EXERCISE DIRECTIONS: Each record should be set down again so that it matches the original exactly.

####

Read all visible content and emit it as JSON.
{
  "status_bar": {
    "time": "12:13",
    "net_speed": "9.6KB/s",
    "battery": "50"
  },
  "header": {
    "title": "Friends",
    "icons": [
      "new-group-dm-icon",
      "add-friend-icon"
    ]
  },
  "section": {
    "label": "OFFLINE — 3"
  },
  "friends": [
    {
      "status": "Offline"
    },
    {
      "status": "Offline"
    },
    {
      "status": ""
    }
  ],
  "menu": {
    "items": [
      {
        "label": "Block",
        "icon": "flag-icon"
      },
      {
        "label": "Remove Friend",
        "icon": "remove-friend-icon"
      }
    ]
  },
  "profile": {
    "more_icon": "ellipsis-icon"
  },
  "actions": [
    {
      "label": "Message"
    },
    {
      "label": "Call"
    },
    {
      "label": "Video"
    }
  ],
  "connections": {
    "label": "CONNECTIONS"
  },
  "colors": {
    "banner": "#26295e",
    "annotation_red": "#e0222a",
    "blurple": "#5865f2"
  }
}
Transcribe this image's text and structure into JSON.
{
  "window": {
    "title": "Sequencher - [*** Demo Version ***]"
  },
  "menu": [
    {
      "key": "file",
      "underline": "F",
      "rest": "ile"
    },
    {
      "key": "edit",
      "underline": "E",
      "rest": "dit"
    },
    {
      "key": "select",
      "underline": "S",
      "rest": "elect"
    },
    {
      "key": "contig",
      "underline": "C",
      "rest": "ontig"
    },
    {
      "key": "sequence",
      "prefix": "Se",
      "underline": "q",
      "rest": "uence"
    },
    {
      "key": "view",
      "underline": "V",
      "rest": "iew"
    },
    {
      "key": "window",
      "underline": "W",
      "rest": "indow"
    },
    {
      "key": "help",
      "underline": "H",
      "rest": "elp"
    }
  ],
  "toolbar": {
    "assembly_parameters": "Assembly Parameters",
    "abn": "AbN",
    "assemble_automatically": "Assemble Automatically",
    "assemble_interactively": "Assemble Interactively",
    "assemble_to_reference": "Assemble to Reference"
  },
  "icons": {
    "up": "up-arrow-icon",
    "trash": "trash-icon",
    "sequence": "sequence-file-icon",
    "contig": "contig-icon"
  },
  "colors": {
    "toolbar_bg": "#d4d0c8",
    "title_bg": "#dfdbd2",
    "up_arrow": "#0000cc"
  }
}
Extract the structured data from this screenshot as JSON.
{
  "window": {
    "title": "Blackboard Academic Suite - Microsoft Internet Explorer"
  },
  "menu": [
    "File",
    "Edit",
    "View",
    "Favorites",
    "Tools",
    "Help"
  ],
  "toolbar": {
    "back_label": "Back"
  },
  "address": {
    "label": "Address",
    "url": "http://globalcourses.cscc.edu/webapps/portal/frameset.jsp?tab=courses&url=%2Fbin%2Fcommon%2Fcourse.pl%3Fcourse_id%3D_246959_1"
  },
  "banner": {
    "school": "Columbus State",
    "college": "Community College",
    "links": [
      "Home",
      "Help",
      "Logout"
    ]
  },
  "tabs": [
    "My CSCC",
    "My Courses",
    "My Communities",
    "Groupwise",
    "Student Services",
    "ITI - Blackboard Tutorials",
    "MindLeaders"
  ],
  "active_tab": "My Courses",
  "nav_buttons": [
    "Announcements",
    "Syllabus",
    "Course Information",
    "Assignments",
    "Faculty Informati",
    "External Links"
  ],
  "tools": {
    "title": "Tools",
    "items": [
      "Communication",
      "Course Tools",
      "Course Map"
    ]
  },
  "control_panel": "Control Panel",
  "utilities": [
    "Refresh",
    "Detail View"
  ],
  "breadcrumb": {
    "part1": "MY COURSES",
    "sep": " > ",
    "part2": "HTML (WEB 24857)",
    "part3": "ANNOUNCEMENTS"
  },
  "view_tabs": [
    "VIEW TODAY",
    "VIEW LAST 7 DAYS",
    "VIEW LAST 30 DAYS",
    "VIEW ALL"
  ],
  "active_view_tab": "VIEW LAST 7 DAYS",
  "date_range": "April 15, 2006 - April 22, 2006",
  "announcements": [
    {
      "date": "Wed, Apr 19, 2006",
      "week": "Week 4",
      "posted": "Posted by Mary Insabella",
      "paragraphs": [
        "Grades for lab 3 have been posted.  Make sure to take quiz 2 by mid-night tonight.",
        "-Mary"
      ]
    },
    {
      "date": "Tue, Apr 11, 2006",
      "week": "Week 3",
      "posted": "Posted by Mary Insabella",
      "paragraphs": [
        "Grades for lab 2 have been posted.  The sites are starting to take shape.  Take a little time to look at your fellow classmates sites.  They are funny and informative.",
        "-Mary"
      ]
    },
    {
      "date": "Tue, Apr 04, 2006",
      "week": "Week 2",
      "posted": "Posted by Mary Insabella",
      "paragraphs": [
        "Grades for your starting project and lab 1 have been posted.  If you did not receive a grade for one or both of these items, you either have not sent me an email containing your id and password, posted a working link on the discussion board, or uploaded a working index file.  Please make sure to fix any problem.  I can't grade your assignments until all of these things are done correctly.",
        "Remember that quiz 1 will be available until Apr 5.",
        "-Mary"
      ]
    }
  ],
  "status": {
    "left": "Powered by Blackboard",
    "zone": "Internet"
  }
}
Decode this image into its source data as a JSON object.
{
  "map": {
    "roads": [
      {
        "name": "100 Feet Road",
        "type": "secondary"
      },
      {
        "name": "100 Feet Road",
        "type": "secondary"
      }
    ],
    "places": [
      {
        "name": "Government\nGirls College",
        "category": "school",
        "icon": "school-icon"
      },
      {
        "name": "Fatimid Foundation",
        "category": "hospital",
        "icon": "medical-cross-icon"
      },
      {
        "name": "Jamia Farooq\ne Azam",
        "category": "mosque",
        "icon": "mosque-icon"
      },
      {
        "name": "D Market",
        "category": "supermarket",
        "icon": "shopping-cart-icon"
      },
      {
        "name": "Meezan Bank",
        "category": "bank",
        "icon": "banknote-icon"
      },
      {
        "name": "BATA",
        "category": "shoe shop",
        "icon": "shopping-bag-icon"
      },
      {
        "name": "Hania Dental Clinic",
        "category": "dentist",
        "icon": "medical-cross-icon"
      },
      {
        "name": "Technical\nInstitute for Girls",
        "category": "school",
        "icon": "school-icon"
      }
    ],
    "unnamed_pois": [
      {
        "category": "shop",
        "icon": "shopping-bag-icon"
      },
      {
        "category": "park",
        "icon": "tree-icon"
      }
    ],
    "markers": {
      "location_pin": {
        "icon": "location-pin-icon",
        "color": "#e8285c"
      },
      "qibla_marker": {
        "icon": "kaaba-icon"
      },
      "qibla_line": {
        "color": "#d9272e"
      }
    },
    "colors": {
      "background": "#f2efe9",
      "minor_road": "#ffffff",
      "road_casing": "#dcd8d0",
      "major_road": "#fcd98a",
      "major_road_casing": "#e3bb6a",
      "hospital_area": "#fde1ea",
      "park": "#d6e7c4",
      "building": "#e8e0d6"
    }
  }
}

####

FINISHED EXERCISE:
Read all visible content and emit it as JSON.
{
  "status_bar": {
    "time": "12:13",
    "net_speed": "9.6KB/s",
    "battery": "50"
  },
  "header": {
    "title": "Friends",
    "icons": [
      "new-group-dm-icon",
      "add-friend-icon"
    ]
  },
  "section": {
    "label": "OFFLINE — 3"
  },
  "friends": [
    {
      "status": "Offline"
    },
    {
      "status": "Offline"
    },
    {
      "status": ""
    }
  ],
  "menu": {
    "items": [
      {
        "label": "Block",
        "icon": "flag-icon"
      },
      {
        "label": "Remove Friend",
        "icon": "remove-friend-icon"
      }
    ]
  },
  "profile": {
    "more_icon": "ellipsis-icon"
  },
  "actions": [
    {
      "label": "Message"
    },
    {
      "label": "Call"
    },
    {
      "label": "Video"
    }
  ],
  "connections": {
    "label": "CONNECTIONS"
  },
  "colors": {
    "banner": "#26295e",
    "annotation_red": "#e0222a",
    "blurple": "#5865f2"
  }
}
Transcribe this image's text and structure into JSON.
{
  "window": {
    "title": "Sequencher - [*** Demo Version ***]"
  },
  "menu": [
    {
      "key": "file",
      "underline": "F",
      "rest": "ile"
    },
    {
      "key": "edit",
      "underline": "E",
      "rest": "dit"
    },
    {
      "key": "select",
      "underline": "S",
      "rest": "elect"
    },
    {
      "key": "contig",
      "underline": "C",
      "rest": "ontig"
    },
    {
      "key": "sequence",
      "prefix": "Se",
      "underline": "q",
      "rest": "uence"
    },
    {
      "key": "view",
      "underline": "V",
      "rest": "iew"
    },
    {
      "key": "window",
      "underline": "W",
      "rest": "indow"
    },
    {
      "key": "help",
      "underline": "H",
      "rest": "elp"
    }
  ],
  "toolbar": {
    "assembly_parameters": "Assembly Parameters",
    "abn": "AbN",
    "assemble_automatically": "Assemble Automatically",
    "assemble_interactively": "Assemble Interactively",
    "assemble_to_reference": "Assemble to Reference"
  },
  "icons": {
    "up": "up-arrow-icon",
    "trash": "trash-icon",
    "sequence": "sequence-file-icon",
    "contig": "contig-icon"
  },
  "colors": {
    "toolbar_bg": "#d4d0c8",
    "title_bg": "#dfdbd2",
    "up_arrow": "#0000cc"
  }
}
Extract the structured data from this screenshot as JSON.
{
  "window": {
    "title": "Blackboard Academic Suite - Microsoft Internet Explorer"
  },
  "menu": [
    "File",
    "Edit",
    "View",
    "Favorites",
    "Tools",
    "Help"
  ],
  "toolbar": {
    "back_label": "Back"
  },
  "address": {
    "label": "Address",
    "url": "http://globalcourses.cscc.edu/webapps/portal/frameset.jsp?tab=courses&url=%2Fbin%2Fcommon%2Fcourse.pl%3Fcourse_id%3D_246959_1"
  },
  "banner": {
    "school": "Columbus State",
    "college": "Community College",
    "links": [
      "Home",
      "Help",
      "Logout"
    ]
  },
  "tabs": [
    "My CSCC",
    "My Courses",
    "My Communities",
    "Groupwise",
    "Student Services",
    "ITI - Blackboard Tutorials",
    "MindLeaders"
  ],
  "active_tab": "My Courses",
  "nav_buttons": [
    "Announcements",
    "Syllabus",
    "Course Information",
    "Assignments",
    "Faculty Informati",
    "External Links"
  ],
  "tools": {
    "title": "Tools",
    "items": [
      "Communication",
      "Course Tools",
      "Course Map"
    ]
  },
  "control_panel": "Control Panel",
  "utilities": [
    "Refresh",
    "Detail View"
  ],
  "breadcrumb": {
    "part1": "MY COURSES",
    "sep": " > ",
    "part2": "HTML (WEB 24857)",
    "part3": "ANNOUNCEMENTS"
  },
  "view_tabs": [
    "VIEW TODAY",
    "VIEW LAST 7 DAYS",
    "VIEW LAST 30 DAYS",
    "VIEW ALL"
  ],
  "active_view_tab": "VIEW LAST 7 DAYS",
  "date_range": "April 15, 2006 - April 22, 2006",
  "announcements": [
    {
      "date": "Wed, Apr 19, 2006",
      "week": "Week 4",
      "posted": "Posted by Mary Insabella",
      "paragraphs": [
        "Grades for lab 3 have been posted.  Make sure to take quiz 2 by mid-night tonight.",
        "-Mary"
      ]
    },
    {
      "date": "Tue, Apr 11, 2006",
      "week": "Week 3",
      "posted": "Posted by Mary Insabella",
      "paragraphs": [
        "Grades for lab 2 have been posted.  The sites are starting to take shape.  Take a little time to look at your fellow classmates sites.  They are funny and informative.",
        "-Mary"
      ]
    },
    {
      "date": "Tue, Apr 04, 2006",
      "week": "Week 2",
      "posted": "Posted by Mary Insabella",
      "paragraphs": [
        "Grades for your starting project and lab 1 have been posted.  If you did not receive a grade for one or both of these items, you either have not sent me an email containing your id and password, posted a working link on the discussion board, or uploaded a working index file.  Please make sure to fix any problem.  I can't grade your assignments until all of these things are done correctly.",
        "Remember that quiz 1 will be available until Apr 5.",
        "-Mary"
      ]
    }
  ],
  "status": {
    "left": "Powered by Blackboard",
    "zone": "Internet"
  }
}
Decode this image into its source data as a JSON object.
{
  "map": {
    "roads": [
      {
        "name": "100 Feet Road",
        "type": "secondary"
      },
      {
        "name": "100 Feet Road",
        "type": "secondary"
      }
    ],
    "places": [
      {
        "name": "Government\nGirls College",
        "category": "school",
        "icon": "school-icon"
      },
      {
        "name": "Fatimid Foundation",
        "category": "hospital",
        "icon": "medical-cross-icon"
      },
      {
        "name": "Jamia Farooq\ne Azam",
        "category": "mosque",
        "icon": "mosque-icon"
      },
      {
        "name": "D Market",
        "category": "supermarket",
        "icon": "shopping-cart-icon"
      },
      {
        "name": "Meezan Bank",
        "category": "bank",
        "icon": "banknote-icon"
      },
      {
        "name": "BATA",
        "category": "shoe shop",
        "icon": "shopping-bag-icon"
      },
      {
        "name": "Hania Dental Clinic",
        "category": "dentist",
        "icon": "medical-cross-icon"
      },
      {
        "name": "Technical\nInstitute for Girls",
        "category": "school",
        "icon": "school-icon"
      }
    ],
    "unnamed_pois": [
      {
        "category": "shop",
        "icon": "shopping-bag-icon"
      },
      {
        "category": "park",
        "icon": "tree-icon"
      }
    ],
    "markers": {
      "location_pin": {
        "icon": "location-pin-icon",
        "color": "#e8285c"
      },
      "qibla_marker": {
        "icon": "kaaba-icon"
      },
      "qibla_line": {
        "color": "#d9272e"
      }
    },
    "colors": {
      "background": "#f2efe9",
      "minor_road": "#ffffff",
      "road_casing": "#dcd8d0",
      "major_road": "#fcd98a",
      "major_road_casing": "#e3bb6a",
      "hospital_area": "#fde1ea",
      "park": "#d6e7c4",
      "building": "#e8e0d6"
    }
  }
}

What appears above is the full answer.